*WORK REQUEST*.
Whenever a line in the data holds the string "brand", pull that line out.
[[ PROVIDED INFORMATION, beginning ]]
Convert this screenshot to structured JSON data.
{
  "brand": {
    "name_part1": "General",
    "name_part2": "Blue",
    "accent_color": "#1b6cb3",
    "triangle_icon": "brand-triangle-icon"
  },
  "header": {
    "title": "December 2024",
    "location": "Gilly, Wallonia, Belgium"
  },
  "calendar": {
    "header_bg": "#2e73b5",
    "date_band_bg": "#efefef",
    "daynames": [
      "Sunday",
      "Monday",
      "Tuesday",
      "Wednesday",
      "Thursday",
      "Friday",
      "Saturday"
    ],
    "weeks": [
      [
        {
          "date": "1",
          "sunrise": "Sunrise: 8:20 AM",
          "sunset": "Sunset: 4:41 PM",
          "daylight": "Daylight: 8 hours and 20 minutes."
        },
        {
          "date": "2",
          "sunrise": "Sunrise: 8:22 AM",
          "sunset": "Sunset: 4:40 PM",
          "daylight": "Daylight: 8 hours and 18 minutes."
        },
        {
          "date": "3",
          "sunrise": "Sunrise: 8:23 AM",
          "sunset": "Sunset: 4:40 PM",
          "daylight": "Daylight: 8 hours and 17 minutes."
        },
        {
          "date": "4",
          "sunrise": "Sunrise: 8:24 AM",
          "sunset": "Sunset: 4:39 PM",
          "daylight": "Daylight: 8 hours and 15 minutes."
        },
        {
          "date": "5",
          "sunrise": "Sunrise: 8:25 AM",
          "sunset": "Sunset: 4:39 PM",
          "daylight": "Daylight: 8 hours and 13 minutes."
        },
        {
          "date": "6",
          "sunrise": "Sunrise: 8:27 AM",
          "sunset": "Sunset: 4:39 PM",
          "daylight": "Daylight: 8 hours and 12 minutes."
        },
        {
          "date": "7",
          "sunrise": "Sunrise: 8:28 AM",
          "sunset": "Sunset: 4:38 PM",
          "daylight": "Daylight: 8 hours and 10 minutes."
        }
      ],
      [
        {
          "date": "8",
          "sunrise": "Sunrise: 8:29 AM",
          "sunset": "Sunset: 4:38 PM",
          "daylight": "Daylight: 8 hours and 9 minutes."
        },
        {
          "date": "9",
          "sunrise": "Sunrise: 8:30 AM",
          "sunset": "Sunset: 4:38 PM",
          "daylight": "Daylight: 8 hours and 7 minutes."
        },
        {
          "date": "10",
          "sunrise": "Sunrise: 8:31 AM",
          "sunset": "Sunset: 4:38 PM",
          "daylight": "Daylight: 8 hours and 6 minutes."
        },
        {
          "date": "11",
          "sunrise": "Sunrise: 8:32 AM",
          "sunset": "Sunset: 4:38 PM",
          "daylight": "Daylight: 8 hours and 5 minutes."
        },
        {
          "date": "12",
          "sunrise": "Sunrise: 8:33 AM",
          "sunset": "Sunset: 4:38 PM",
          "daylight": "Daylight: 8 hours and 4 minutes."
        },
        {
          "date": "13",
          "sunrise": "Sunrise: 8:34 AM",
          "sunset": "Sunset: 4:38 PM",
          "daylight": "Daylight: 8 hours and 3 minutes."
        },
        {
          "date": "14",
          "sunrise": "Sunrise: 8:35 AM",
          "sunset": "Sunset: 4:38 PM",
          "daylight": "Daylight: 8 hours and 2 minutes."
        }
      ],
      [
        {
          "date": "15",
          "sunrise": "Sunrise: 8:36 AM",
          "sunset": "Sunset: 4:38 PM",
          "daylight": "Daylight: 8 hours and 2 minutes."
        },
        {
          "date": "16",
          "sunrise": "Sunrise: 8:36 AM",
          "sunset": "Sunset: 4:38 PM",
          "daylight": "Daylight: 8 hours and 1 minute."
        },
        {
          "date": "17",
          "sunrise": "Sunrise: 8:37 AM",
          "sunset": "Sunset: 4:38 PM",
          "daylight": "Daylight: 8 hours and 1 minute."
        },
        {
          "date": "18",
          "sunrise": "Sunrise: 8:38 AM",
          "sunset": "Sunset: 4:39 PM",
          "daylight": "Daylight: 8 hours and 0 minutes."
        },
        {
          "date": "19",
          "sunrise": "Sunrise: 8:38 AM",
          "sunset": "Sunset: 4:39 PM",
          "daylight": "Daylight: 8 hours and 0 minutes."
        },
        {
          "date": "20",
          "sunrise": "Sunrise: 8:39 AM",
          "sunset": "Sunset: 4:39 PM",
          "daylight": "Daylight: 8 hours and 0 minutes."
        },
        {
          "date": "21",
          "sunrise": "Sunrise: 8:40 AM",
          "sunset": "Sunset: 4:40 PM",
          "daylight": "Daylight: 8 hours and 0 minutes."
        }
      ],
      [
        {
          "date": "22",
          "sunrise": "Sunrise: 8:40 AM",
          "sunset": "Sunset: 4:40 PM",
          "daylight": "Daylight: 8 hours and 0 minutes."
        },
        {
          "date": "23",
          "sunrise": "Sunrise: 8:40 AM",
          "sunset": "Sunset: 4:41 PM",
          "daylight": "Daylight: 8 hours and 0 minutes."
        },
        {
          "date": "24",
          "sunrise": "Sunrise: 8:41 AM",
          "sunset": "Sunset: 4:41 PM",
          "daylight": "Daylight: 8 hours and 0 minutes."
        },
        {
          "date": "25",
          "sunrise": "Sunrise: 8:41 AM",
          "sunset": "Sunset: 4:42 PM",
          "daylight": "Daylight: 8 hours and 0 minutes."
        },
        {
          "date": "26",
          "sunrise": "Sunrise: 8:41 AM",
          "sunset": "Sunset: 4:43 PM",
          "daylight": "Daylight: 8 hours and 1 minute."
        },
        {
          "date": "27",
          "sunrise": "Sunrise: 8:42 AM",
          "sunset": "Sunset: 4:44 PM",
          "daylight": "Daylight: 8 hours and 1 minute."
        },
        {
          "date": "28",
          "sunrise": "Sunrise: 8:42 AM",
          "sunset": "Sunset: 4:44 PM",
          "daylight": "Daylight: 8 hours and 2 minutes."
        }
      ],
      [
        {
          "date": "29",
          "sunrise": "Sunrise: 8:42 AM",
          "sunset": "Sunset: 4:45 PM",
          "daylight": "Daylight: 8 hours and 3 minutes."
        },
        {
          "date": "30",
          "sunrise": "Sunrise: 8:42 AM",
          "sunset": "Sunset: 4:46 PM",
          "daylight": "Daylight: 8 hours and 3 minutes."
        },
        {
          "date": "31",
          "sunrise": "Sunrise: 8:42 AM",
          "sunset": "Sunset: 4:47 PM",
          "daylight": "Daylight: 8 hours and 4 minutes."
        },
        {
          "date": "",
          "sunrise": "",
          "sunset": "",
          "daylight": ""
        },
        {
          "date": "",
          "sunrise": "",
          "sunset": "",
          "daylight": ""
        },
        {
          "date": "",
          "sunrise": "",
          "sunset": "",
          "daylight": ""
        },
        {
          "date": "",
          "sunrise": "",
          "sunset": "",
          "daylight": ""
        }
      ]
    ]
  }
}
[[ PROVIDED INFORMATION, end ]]
*THE ANSWER*.
  "brand": {
    "triangle_icon": "brand-triangle-icon"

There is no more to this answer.